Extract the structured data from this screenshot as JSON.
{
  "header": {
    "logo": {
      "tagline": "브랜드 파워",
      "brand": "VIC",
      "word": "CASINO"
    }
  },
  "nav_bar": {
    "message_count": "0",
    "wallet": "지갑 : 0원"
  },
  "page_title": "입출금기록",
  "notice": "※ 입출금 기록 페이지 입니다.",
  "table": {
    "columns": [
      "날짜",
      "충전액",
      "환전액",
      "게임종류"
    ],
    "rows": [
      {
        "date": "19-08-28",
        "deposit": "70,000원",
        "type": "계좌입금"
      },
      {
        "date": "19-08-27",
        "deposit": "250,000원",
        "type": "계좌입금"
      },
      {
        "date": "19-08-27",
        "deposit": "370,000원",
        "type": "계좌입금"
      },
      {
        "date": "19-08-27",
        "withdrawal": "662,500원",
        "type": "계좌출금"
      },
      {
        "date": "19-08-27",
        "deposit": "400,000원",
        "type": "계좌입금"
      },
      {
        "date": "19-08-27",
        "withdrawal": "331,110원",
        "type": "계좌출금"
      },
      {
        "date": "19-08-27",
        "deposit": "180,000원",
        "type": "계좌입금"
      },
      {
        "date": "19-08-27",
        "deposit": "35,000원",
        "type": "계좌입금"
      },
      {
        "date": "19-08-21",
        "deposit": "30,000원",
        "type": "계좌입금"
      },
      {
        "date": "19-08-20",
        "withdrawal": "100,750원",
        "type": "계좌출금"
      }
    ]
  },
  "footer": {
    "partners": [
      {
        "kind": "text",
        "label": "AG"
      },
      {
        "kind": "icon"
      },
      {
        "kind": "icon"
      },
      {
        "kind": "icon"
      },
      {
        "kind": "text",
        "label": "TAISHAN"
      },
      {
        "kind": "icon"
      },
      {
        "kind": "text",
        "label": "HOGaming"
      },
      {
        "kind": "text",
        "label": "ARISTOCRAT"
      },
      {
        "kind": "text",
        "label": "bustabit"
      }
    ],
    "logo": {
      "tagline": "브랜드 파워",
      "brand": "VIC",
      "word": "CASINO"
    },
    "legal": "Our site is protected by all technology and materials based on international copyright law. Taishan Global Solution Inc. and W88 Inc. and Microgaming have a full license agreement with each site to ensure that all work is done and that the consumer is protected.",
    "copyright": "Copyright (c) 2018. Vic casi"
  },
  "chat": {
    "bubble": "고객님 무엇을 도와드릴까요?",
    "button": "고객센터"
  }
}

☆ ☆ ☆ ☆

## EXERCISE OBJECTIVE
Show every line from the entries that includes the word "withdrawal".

## TASK ANSWER
        "withdrawal": "662,500원",
        "withdrawal": "331,110원",
        "withdrawal": "100,750원",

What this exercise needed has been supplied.